- Begin the assessment process to review your existing cryptography and look for vulnerabilities that need to be upgraded/patched.
- Begin talking with PQC companies to understand what solutions are available. Differing viewpoints, when rationalized together, will provide the organization with a more robust representation of their architecture, and illuminate options for better decision making.
- Look for solutions that are cryptographically agile, meaning they can use any of the NIST approved algorithms which ensures that your organization will have the optimal quantum protection. So, if one algorithm fails, or causes issues, with crypto agility you can seamlessly switch to another algorithm.
- Replace existing pseudo random number generators with quantum random number generators.

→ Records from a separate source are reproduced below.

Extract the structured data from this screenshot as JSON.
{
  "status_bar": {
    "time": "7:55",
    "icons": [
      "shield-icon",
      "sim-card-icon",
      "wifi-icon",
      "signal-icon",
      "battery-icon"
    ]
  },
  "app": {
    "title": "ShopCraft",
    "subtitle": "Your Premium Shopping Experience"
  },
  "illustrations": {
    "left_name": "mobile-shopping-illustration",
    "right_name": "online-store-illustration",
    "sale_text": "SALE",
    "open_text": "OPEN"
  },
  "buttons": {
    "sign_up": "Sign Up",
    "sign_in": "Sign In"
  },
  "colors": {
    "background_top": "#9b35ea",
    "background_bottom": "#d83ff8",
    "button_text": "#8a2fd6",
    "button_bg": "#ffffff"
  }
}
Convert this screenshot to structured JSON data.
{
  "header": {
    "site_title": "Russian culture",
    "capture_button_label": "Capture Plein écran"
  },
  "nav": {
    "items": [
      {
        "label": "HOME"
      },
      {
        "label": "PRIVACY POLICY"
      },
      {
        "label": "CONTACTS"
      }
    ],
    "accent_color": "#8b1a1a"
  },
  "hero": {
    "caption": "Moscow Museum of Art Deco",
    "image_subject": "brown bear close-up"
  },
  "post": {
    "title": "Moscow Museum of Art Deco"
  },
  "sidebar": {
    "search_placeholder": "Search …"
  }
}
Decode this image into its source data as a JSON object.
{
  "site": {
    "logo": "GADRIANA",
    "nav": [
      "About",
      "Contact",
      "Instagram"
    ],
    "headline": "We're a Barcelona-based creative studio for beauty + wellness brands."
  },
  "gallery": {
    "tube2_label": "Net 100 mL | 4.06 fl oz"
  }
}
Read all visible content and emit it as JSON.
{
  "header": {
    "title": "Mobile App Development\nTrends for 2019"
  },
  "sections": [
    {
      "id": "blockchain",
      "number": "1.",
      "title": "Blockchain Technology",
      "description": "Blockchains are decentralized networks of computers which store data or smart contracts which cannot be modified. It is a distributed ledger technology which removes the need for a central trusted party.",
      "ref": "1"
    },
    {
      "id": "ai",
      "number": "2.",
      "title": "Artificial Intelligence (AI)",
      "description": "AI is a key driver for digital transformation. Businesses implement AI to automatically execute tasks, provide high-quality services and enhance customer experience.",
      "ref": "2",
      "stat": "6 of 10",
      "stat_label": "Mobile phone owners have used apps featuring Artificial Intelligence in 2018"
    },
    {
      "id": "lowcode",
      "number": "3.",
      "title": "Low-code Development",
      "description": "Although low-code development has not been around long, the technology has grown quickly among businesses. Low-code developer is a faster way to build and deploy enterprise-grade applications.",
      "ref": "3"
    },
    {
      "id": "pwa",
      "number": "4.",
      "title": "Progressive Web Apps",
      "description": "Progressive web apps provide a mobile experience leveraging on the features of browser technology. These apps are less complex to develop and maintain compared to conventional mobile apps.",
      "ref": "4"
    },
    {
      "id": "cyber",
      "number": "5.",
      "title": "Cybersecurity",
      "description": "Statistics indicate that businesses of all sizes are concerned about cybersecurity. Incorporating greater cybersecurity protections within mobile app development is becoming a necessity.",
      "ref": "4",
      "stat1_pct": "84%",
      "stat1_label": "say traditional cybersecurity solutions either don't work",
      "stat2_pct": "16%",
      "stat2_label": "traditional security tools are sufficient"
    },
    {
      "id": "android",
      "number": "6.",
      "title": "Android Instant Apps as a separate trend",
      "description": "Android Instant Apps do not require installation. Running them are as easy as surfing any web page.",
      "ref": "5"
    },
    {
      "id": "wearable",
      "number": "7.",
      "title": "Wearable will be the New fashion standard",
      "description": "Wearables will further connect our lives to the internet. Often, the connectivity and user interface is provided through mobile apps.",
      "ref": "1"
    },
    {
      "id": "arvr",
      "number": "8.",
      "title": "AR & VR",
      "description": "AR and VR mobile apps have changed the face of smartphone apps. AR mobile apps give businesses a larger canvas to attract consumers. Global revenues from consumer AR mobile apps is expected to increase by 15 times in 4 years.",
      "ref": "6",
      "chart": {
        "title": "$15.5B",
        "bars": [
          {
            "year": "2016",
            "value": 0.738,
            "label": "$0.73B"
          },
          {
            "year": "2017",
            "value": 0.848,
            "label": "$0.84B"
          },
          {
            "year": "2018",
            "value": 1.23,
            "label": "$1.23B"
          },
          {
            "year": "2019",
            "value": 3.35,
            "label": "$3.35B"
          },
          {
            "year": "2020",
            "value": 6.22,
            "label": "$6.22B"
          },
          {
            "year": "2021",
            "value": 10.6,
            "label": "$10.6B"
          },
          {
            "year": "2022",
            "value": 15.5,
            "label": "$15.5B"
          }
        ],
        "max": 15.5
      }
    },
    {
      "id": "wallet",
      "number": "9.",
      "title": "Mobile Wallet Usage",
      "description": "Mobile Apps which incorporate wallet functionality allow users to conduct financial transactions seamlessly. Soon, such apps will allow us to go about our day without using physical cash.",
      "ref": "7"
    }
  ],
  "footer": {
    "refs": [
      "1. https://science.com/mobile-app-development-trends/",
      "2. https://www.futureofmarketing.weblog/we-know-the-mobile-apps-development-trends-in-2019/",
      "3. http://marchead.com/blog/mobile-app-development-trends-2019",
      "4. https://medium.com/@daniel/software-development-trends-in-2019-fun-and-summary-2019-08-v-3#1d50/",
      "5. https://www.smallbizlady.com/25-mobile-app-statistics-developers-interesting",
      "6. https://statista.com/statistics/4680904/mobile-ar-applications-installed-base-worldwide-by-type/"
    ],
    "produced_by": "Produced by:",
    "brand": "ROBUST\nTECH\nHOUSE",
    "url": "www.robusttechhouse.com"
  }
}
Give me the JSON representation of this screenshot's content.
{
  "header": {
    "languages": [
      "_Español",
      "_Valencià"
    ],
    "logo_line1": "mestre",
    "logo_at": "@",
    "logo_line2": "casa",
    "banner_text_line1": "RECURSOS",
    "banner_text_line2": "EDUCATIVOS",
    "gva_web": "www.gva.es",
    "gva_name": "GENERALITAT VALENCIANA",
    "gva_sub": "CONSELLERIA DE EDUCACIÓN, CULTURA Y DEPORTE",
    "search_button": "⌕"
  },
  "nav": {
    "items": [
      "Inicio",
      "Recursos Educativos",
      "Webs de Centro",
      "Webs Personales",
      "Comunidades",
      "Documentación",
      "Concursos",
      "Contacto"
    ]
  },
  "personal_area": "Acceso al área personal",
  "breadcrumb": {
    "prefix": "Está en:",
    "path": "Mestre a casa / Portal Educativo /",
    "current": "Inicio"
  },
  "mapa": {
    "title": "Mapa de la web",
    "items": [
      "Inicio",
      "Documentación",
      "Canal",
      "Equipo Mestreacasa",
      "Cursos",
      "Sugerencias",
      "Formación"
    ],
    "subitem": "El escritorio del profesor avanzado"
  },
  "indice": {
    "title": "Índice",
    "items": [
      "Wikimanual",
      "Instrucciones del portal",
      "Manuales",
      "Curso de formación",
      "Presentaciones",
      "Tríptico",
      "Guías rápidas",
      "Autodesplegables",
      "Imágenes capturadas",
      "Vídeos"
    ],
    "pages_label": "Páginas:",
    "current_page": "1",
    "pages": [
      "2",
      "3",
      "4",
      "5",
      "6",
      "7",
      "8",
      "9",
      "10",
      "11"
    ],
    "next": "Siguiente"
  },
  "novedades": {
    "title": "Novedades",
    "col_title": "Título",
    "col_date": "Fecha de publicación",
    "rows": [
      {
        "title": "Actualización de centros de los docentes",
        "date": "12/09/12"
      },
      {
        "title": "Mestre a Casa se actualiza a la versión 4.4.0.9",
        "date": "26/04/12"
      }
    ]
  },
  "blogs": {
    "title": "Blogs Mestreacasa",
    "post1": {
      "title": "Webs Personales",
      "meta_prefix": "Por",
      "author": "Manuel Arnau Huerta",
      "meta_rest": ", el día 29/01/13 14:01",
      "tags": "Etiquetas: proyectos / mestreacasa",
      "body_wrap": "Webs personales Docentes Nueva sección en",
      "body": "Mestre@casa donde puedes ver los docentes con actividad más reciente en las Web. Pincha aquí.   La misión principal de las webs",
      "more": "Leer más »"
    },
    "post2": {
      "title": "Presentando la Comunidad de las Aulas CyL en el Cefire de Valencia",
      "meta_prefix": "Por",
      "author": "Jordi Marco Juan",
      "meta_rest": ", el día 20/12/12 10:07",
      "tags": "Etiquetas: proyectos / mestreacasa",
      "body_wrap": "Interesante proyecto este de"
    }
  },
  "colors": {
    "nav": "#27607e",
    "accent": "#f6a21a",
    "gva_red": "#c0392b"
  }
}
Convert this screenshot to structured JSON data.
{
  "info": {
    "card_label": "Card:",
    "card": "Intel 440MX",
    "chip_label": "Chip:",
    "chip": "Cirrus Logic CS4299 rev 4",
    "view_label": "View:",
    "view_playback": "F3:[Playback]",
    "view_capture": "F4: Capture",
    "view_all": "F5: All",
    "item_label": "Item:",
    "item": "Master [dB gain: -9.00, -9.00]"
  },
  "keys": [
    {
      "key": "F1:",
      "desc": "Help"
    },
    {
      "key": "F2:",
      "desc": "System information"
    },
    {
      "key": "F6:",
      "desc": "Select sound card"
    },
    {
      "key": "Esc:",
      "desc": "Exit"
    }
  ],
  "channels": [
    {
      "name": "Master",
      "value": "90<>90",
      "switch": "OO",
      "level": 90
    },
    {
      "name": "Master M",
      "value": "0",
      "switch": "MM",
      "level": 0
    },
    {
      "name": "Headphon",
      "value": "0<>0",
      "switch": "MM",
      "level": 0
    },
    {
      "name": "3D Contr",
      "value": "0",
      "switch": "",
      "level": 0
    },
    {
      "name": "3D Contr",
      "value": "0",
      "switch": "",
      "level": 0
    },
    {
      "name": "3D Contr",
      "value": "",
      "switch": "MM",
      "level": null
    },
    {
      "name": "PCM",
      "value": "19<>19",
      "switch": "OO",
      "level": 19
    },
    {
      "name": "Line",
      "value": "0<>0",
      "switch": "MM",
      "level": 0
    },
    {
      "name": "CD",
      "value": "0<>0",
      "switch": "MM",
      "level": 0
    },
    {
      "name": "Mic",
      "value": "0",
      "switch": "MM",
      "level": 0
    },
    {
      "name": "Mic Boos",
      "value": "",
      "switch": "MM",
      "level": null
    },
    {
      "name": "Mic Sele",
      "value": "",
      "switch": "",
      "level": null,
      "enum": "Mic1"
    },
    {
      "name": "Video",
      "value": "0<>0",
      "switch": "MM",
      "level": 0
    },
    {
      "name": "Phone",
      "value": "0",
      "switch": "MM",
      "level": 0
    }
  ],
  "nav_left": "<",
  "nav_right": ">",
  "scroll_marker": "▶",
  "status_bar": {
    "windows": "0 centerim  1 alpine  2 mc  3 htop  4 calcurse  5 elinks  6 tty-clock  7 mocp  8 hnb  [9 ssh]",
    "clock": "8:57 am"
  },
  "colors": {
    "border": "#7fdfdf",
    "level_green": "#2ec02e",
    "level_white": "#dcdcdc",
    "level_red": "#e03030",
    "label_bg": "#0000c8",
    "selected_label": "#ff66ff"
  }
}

This step will ensure that the entropy source used to generate keys is at the highest level possible and closes potential loopholes in the cryptographic system.
- Be sure to find solutions that are backwards compatible, meaning that they can interoperate with your existing cybersecurity environment. It is difficult for large organizations to rip and replace technology so the quantum resilient solution you choose should be able to create quantum protection while easing into your current cybersecurity environment.
- Look for a solution that can create quantum secure channels for all your end devices, as well as your servers. To have a truly post-quantum cybersecurity environment, you will need to protect all nodes including Internet of Things, laptops, phones and more.
- Start testing some of these solutions in test environments with IT and cybersecurity teams so they can get used to working with post-quantum cybersecurity in your organization.
- After testing, begin upgrading various parts of the network to post-quantum cybersecurity.
World’s largest telecom carrier explores quantum computing
China Mobile, the world’s largest telecom carrier by mobile subscribers, started officially exploring how to tap into quantum computing to overcome the computational bottlenecks facing 5G and 6G.
The research institute of China Mobile, which has now more than 900 million subscribers, inked a deal with Origin Quantum, a Chinese startup focusing on quantum computers and related technologies.
Under the agreement, Origin Quantum, based in Hefei, Anhui province, will provide quantum communication algorithms based on real machine verification of its superconducting quantum computer called OriginQWuyuan to help overcome the computational bottlenecks facing 5G and 6G.
Cui Chunfeng, president of the future research institute of China Mobile Research Institute, said “We hope to explore the possibility of applying quantum computing to achieve network optimization, network autonomy, network security and metaverse, and we hope to fundamentally solve the (computational) bottlenecks for the development of a future network.”
Origin Quantum has made a number of breakthroughs in the field of quantum computing since its establishment in the Hefei National High-tech Industry Development Zone in 2017. Click here to read the original China Daily article in-entirety.
Sandra K. Helsel, Ph.D. has been researching and reporting on frontier technologies since 1990. She has her Ph.D. from the University of Arizona.